═════ Information given

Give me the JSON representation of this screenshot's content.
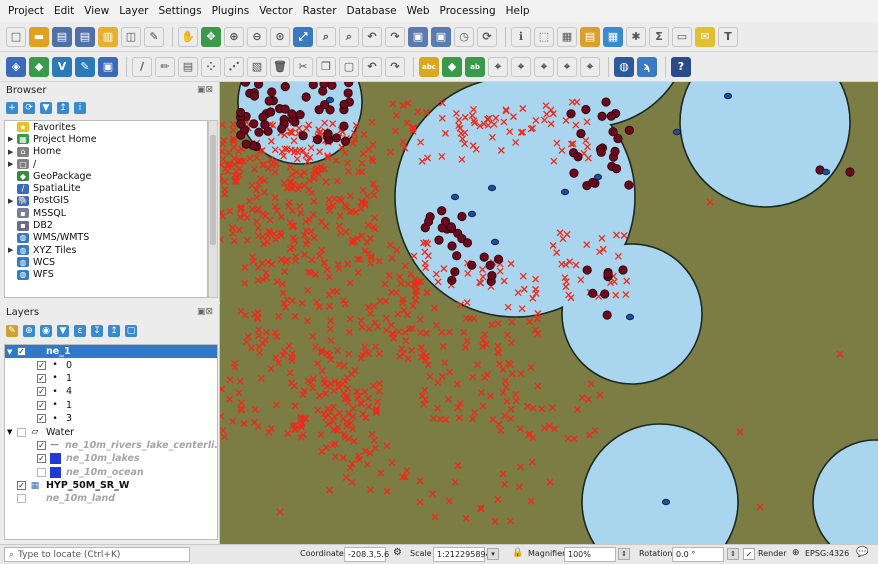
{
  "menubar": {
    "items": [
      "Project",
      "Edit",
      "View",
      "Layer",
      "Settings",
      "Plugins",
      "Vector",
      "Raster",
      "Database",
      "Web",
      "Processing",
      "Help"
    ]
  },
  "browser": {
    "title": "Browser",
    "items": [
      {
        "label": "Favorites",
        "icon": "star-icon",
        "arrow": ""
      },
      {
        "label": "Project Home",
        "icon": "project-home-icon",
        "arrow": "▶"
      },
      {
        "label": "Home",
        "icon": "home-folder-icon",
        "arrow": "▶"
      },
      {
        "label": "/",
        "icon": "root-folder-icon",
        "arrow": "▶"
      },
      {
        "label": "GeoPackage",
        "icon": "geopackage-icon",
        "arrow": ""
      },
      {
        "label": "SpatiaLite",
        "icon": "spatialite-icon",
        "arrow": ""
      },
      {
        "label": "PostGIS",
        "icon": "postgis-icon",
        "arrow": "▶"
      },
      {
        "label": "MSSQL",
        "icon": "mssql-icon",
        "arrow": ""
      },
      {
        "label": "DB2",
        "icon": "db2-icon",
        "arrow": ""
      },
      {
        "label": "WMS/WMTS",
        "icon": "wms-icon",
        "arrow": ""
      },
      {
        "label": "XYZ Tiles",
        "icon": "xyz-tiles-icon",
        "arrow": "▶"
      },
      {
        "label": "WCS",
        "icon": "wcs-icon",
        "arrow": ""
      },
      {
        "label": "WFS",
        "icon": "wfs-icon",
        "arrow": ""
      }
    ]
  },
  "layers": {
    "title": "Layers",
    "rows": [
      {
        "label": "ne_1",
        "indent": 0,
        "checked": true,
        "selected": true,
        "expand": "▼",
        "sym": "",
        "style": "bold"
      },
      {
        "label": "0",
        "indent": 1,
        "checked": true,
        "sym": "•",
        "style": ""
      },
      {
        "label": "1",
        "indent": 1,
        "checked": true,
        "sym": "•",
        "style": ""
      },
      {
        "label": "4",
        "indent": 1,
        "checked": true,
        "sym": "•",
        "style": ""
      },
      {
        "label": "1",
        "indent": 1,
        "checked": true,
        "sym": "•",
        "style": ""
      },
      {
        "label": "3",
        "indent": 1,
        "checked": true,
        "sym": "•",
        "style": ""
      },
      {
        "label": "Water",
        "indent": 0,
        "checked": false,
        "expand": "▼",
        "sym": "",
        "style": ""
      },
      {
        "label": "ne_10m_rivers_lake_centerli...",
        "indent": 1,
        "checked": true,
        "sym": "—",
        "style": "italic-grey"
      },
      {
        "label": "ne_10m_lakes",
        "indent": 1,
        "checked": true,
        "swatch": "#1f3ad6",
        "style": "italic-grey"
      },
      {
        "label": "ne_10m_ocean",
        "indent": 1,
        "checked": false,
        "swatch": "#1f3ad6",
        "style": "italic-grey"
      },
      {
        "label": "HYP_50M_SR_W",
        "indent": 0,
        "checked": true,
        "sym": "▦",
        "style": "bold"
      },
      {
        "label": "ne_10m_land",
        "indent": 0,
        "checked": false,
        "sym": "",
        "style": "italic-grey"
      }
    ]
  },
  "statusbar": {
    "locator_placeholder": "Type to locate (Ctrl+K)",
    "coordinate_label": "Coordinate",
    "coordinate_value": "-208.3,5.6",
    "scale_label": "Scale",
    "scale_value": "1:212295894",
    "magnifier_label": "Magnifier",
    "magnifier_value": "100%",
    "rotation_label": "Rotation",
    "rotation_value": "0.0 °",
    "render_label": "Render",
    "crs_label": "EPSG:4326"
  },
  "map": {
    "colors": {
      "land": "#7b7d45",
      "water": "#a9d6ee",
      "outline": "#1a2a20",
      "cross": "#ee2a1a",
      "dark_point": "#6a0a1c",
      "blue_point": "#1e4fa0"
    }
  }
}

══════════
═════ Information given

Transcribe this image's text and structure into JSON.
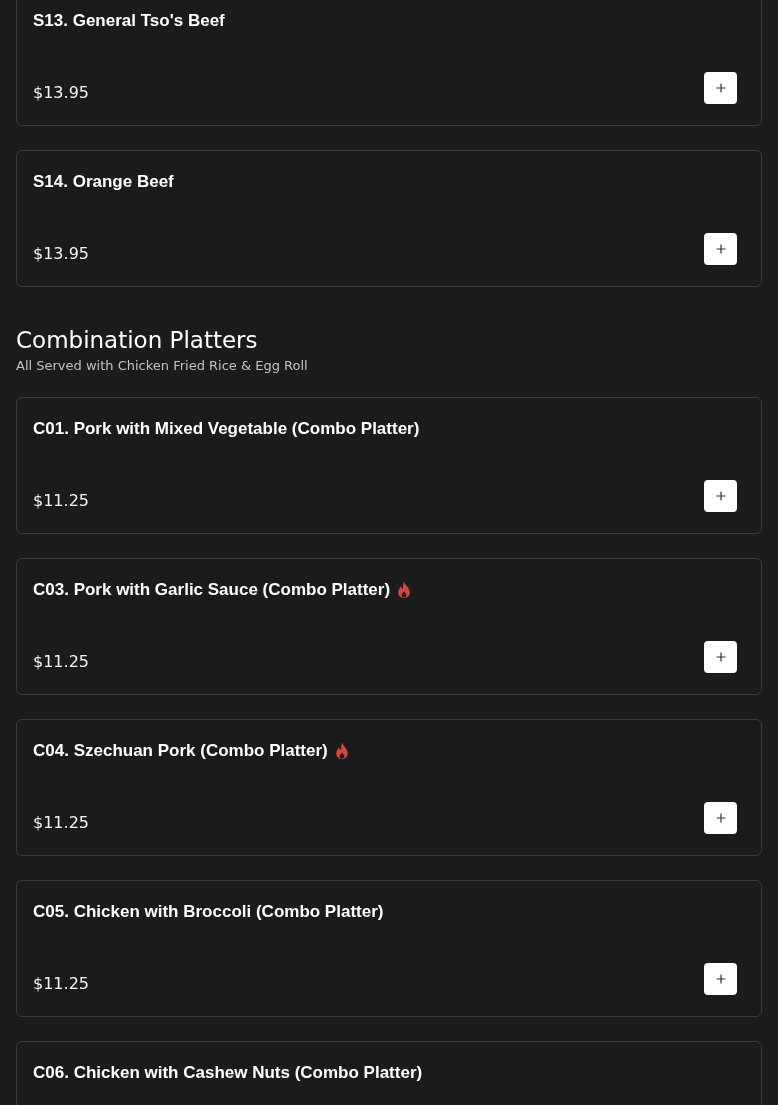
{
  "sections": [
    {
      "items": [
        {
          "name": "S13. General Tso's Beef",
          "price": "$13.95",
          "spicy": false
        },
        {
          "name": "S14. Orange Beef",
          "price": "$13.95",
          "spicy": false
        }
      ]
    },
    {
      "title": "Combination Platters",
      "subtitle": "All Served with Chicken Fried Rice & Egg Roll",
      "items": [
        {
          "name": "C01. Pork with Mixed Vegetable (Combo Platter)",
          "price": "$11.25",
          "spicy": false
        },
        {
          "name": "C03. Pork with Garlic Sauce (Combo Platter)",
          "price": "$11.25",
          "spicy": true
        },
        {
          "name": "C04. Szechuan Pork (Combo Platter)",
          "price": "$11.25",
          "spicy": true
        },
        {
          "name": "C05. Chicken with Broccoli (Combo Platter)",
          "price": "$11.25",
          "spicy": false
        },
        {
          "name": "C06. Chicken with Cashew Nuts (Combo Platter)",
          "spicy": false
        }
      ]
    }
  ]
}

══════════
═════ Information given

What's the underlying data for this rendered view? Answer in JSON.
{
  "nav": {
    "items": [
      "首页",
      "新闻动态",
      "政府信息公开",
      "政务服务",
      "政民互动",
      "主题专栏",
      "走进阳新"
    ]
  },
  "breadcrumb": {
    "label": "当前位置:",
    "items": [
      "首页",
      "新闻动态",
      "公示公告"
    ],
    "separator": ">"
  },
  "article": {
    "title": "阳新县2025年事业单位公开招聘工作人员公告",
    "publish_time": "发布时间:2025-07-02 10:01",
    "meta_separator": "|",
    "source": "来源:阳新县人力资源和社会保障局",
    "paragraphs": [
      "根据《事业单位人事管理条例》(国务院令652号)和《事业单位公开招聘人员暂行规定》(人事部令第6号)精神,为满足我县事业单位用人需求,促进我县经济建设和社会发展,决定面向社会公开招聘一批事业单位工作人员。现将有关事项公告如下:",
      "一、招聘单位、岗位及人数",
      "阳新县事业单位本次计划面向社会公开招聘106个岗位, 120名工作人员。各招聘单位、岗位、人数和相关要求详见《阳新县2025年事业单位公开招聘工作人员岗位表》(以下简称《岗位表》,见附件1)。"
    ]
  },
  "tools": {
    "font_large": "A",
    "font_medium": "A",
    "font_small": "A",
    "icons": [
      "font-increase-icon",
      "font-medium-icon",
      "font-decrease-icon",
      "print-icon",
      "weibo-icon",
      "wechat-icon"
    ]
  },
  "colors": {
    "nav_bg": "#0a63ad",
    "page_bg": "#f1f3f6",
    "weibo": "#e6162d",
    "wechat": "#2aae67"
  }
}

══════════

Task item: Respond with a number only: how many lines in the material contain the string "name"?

Output below: 7